• WORK ITEM: Return every line of the data below that includes the string "pThis".

Element data from apps and pages:
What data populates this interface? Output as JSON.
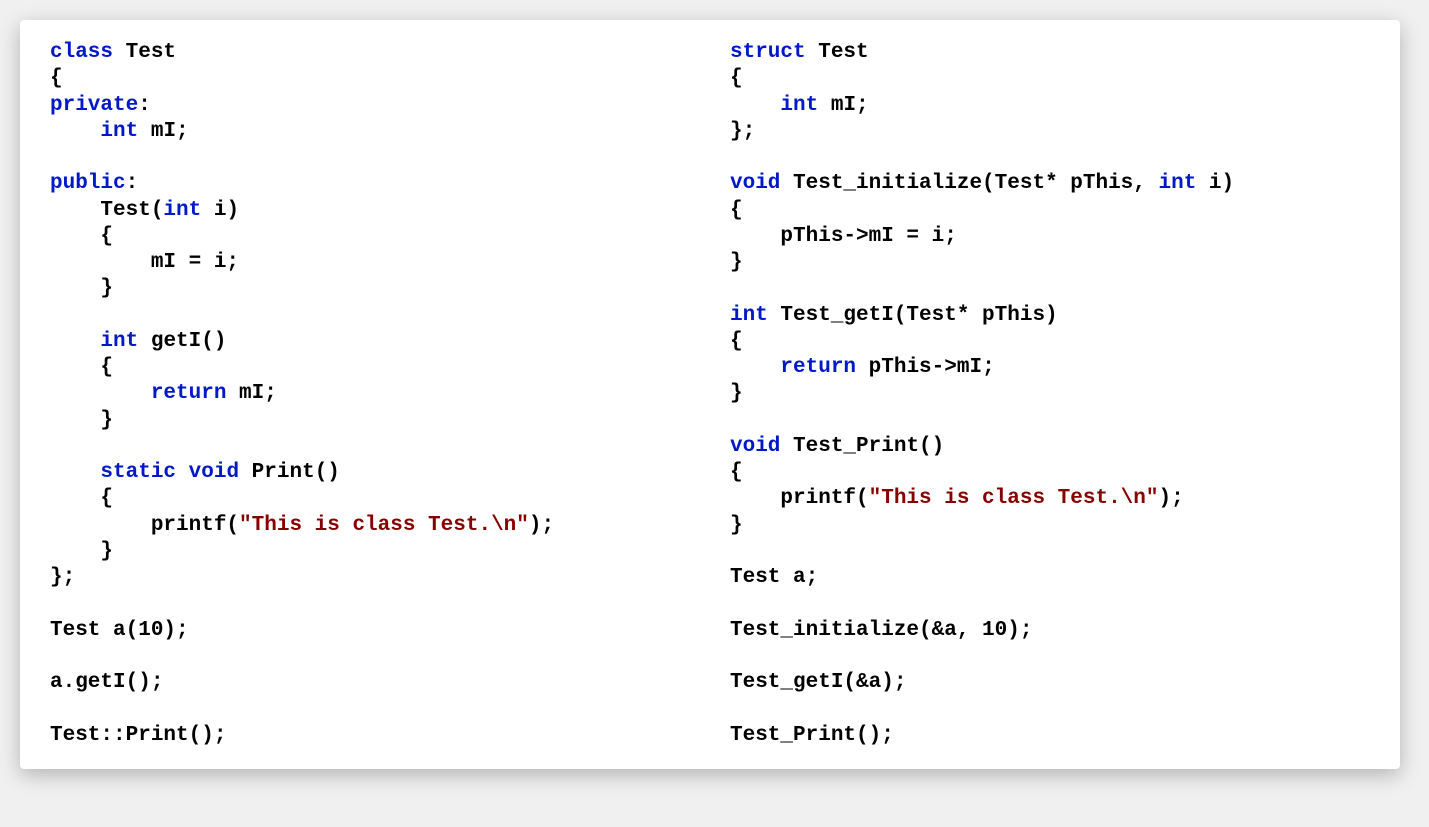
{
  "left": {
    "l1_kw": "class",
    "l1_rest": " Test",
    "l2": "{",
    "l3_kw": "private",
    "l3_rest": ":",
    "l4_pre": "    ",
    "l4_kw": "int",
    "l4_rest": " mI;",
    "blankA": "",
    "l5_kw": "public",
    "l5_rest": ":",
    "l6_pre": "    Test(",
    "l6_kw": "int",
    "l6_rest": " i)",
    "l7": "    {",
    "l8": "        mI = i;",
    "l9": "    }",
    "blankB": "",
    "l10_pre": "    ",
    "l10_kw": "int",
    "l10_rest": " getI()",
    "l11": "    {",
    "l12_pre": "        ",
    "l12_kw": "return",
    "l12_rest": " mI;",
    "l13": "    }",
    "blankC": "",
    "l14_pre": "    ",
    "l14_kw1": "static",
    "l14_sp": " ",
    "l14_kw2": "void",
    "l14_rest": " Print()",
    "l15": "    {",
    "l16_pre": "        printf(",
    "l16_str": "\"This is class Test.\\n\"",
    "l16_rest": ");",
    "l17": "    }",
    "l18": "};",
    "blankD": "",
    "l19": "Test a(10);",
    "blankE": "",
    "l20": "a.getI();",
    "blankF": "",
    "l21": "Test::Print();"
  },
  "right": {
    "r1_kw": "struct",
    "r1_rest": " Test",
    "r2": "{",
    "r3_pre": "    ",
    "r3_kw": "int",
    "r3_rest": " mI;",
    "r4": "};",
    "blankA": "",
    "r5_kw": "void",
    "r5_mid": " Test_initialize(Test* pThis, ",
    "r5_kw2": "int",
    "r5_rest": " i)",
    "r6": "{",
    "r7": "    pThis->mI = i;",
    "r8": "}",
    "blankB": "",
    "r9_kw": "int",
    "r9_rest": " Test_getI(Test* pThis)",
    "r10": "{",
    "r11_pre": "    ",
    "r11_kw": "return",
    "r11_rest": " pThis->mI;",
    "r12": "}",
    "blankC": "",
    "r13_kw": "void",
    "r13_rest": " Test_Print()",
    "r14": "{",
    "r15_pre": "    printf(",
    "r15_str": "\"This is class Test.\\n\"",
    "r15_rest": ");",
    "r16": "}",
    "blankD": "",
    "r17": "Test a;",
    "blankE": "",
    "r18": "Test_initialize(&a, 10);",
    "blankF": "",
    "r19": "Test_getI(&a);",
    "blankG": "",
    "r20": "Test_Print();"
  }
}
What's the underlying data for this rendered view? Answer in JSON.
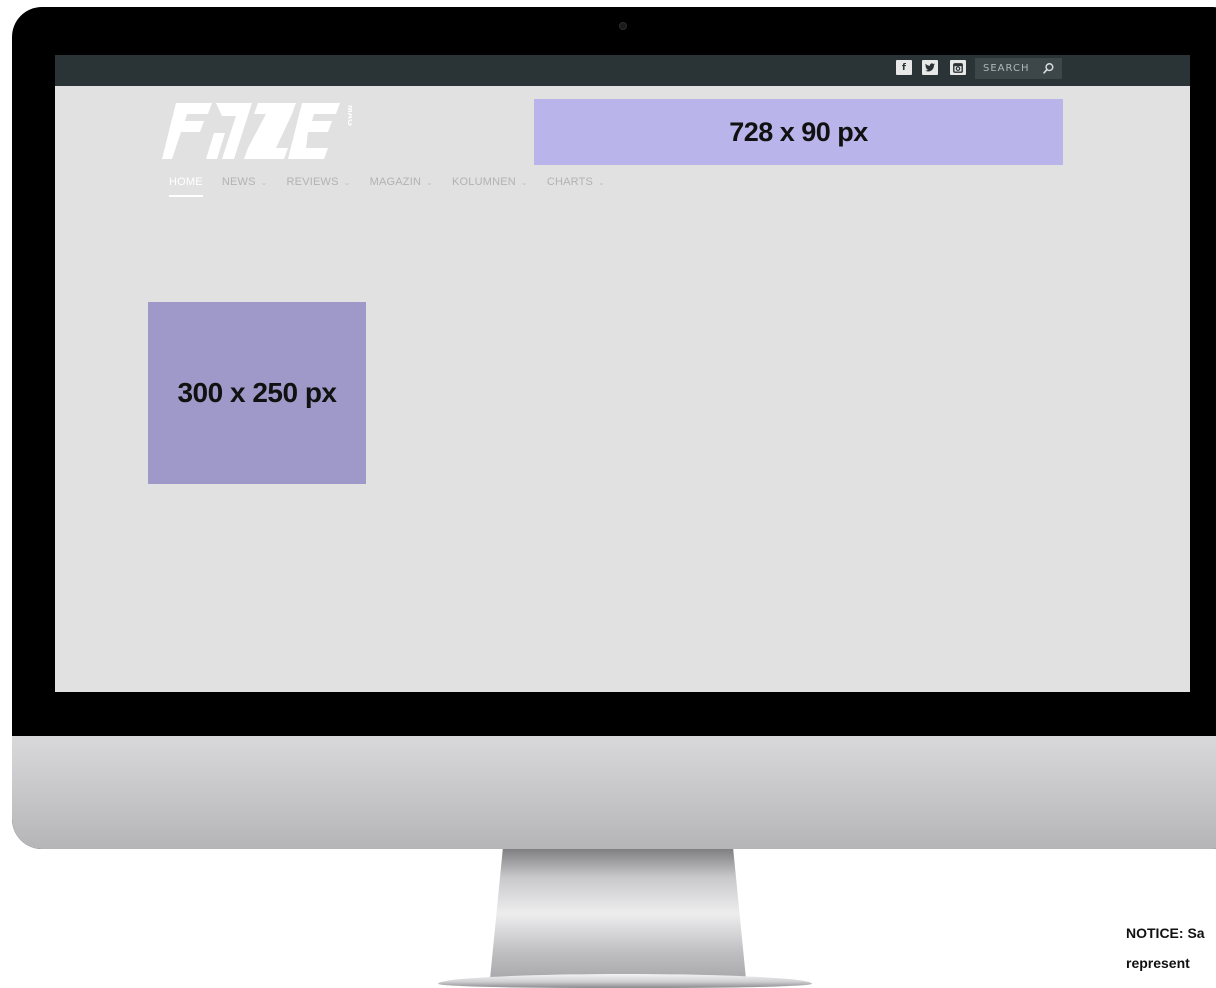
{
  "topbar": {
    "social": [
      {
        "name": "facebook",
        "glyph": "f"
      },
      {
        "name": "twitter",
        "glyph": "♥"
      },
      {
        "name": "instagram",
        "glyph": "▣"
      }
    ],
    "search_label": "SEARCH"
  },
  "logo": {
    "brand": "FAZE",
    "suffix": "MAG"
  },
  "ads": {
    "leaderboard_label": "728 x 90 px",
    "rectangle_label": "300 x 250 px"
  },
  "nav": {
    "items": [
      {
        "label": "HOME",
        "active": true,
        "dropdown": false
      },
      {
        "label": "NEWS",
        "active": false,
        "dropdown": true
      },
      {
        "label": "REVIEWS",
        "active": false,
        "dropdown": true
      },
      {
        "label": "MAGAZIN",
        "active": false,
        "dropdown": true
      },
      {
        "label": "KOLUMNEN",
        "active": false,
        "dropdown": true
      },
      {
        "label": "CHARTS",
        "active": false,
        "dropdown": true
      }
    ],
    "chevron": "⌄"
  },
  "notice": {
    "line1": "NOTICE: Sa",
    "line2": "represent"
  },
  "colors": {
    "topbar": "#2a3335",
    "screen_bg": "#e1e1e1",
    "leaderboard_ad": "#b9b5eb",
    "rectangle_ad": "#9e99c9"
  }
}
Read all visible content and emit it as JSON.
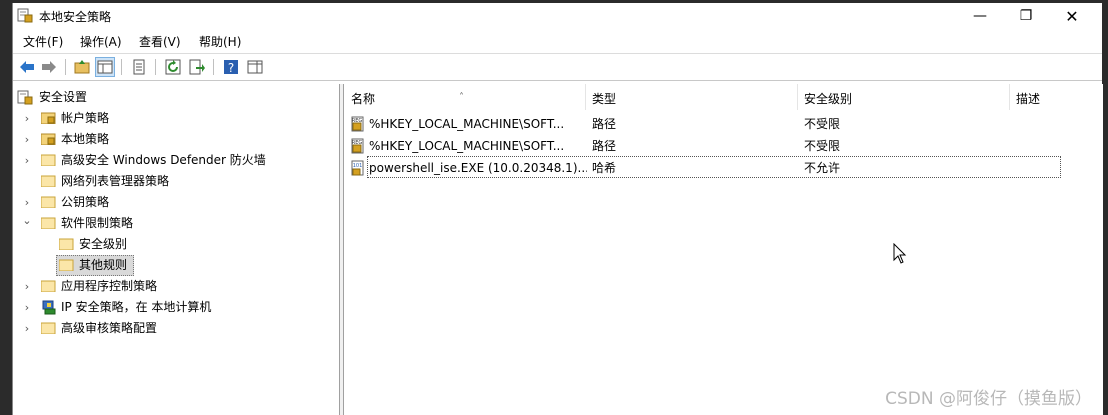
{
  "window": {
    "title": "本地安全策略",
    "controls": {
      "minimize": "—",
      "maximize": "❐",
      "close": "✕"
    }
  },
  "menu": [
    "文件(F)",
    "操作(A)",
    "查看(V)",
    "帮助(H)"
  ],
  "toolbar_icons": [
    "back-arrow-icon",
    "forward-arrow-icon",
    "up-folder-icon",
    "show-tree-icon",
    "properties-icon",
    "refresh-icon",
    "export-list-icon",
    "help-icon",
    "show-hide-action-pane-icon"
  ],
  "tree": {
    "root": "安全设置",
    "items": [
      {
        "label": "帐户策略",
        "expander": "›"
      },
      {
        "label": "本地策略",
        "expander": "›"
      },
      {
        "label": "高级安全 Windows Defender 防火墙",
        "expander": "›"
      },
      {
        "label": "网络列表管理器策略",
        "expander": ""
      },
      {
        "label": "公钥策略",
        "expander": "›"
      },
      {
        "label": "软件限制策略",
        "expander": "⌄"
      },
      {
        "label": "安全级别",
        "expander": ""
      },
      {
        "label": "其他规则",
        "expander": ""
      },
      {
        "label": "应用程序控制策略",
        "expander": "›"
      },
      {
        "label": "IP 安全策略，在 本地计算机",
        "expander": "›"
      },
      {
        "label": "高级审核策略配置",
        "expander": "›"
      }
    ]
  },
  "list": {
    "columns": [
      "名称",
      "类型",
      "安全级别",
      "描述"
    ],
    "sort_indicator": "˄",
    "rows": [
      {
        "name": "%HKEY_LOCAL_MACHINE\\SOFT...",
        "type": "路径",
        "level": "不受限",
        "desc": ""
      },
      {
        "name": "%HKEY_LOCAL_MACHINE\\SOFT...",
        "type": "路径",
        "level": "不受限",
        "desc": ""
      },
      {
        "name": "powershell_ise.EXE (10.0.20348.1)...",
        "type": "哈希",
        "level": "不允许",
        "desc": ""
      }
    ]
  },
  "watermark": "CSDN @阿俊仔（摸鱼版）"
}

• ANSWER AREA:
    "r5_mid": " Test_initialize(Test* pThis, ",
    "r7": "    pThis->mI = i;",
    "r9_rest": " Test_getI(Test* pThis)",
    "r11_rest": " pThis->mI;",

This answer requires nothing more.